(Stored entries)
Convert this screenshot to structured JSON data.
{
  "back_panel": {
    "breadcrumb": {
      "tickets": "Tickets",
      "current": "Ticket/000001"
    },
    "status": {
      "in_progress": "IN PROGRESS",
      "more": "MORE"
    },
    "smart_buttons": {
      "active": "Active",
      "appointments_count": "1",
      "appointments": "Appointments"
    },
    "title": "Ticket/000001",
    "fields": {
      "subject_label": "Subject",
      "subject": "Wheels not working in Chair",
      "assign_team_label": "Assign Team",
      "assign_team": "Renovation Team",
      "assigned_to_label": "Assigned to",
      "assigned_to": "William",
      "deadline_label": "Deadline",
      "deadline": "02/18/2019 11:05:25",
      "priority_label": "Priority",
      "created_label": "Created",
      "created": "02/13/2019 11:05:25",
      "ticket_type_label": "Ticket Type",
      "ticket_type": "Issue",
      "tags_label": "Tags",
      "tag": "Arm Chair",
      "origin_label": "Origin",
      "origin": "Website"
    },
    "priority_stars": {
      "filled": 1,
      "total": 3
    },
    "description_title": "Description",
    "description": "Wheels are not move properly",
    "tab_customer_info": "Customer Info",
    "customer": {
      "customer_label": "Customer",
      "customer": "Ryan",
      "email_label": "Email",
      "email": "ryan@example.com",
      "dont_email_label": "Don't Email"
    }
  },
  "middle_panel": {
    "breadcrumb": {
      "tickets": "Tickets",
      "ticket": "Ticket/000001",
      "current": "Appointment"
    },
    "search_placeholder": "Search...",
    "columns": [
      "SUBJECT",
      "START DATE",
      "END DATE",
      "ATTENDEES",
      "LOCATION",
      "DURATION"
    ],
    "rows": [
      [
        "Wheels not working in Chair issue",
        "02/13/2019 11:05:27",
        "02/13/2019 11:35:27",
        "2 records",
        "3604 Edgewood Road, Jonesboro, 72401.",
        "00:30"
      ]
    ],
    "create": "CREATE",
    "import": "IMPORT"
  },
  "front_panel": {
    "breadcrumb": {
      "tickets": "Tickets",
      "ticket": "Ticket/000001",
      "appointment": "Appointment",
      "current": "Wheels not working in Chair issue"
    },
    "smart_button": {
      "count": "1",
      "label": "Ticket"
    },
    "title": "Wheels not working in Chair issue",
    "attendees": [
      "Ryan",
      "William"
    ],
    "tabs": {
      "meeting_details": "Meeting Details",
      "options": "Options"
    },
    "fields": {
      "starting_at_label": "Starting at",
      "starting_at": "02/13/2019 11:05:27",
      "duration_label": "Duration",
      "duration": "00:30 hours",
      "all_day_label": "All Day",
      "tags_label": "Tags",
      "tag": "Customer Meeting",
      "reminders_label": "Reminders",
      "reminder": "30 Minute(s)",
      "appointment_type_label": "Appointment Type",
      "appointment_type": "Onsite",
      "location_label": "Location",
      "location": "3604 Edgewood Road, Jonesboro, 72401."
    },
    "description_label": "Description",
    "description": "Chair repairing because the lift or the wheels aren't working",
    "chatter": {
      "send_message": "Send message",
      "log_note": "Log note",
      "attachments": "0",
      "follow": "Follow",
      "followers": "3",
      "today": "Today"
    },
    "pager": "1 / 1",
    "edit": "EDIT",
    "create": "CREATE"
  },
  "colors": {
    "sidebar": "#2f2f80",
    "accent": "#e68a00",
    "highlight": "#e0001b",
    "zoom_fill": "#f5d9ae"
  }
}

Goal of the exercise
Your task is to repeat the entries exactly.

Result of this task
Convert this screenshot to structured JSON data.
{
  "back_panel": {
    "breadcrumb": {
      "tickets": "Tickets",
      "current": "Ticket/000001"
    },
    "status": {
      "in_progress": "IN PROGRESS",
      "more": "MORE"
    },
    "smart_buttons": {
      "active": "Active",
      "appointments_count": "1",
      "appointments": "Appointments"
    },
    "title": "Ticket/000001",
    "fields": {
      "subject_label": "Subject",
      "subject": "Wheels not working in Chair",
      "assign_team_label": "Assign Team",
      "assign_team": "Renovation Team",
      "assigned_to_label": "Assigned to",
      "assigned_to": "William",
      "deadline_label": "Deadline",
      "deadline": "02/18/2019 11:05:25",
      "priority_label": "Priority",
      "created_label": "Created",
      "created": "02/13/2019 11:05:25",
      "ticket_type_label": "Ticket Type",
      "ticket_type": "Issue",
      "tags_label": "Tags",
      "tag": "Arm Chair",
      "origin_label": "Origin",
      "origin": "Website"
    },
    "priority_stars": {
      "filled": 1,
      "total": 3
    },
    "description_title": "Description",
    "description": "Wheels are not move properly",
    "tab_customer_info": "Customer Info",
    "customer": {
      "customer_label": "Customer",
      "customer": "Ryan",
      "email_label": "Email",
      "email": "ryan@example.com",
      "dont_email_label": "Don't Email"
    }
  },
  "middle_panel": {
    "breadcrumb": {
      "tickets": "Tickets",
      "ticket": "Ticket/000001",
      "current": "Appointment"
    },
    "search_placeholder": "Search...",
    "columns": [
      "SUBJECT",
      "START DATE",
      "END DATE",
      "ATTENDEES",
      "LOCATION",
      "DURATION"
    ],
    "rows": [
      [
        "Wheels not working in Chair issue",
        "02/13/2019 11:05:27",
        "02/13/2019 11:35:27",
        "2 records",
        "3604 Edgewood Road, Jonesboro, 72401.",
        "00:30"
      ]
    ],
    "create": "CREATE",
    "import": "IMPORT"
  },
  "front_panel": {
    "breadcrumb": {
      "tickets": "Tickets",
      "ticket": "Ticket/000001",
      "appointment": "Appointment",
      "current": "Wheels not working in Chair issue"
    },
    "smart_button": {
      "count": "1",
      "label": "Ticket"
    },
    "title": "Wheels not working in Chair issue",
    "attendees": [
      "Ryan",
      "William"
    ],
    "tabs": {
      "meeting_details": "Meeting Details",
      "options": "Options"
    },
    "fields": {
      "starting_at_label": "Starting at",
      "starting_at": "02/13/2019 11:05:27",
      "duration_label": "Duration",
      "duration": "00:30 hours",
      "all_day_label": "All Day",
      "tags_label": "Tags",
      "tag": "Customer Meeting",
      "reminders_label": "Reminders",
      "reminder": "30 Minute(s)",
      "appointment_type_label": "Appointment Type",
      "appointment_type": "Onsite",
      "location_label": "Location",
      "location": "3604 Edgewood Road, Jonesboro, 72401."
    },
    "description_label": "Description",
    "description": "Chair repairing because the lift or the wheels aren't working",
    "chatter": {
      "send_message": "Send message",
      "log_note": "Log note",
      "attachments": "0",
      "follow": "Follow",
      "followers": "3",
      "today": "Today"
    },
    "pager": "1 / 1",
    "edit": "EDIT",
    "create": "CREATE"
  },
  "colors": {
    "sidebar": "#2f2f80",
    "accent": "#e68a00",
    "highlight": "#e0001b",
    "zoom_fill": "#f5d9ae"
  }
}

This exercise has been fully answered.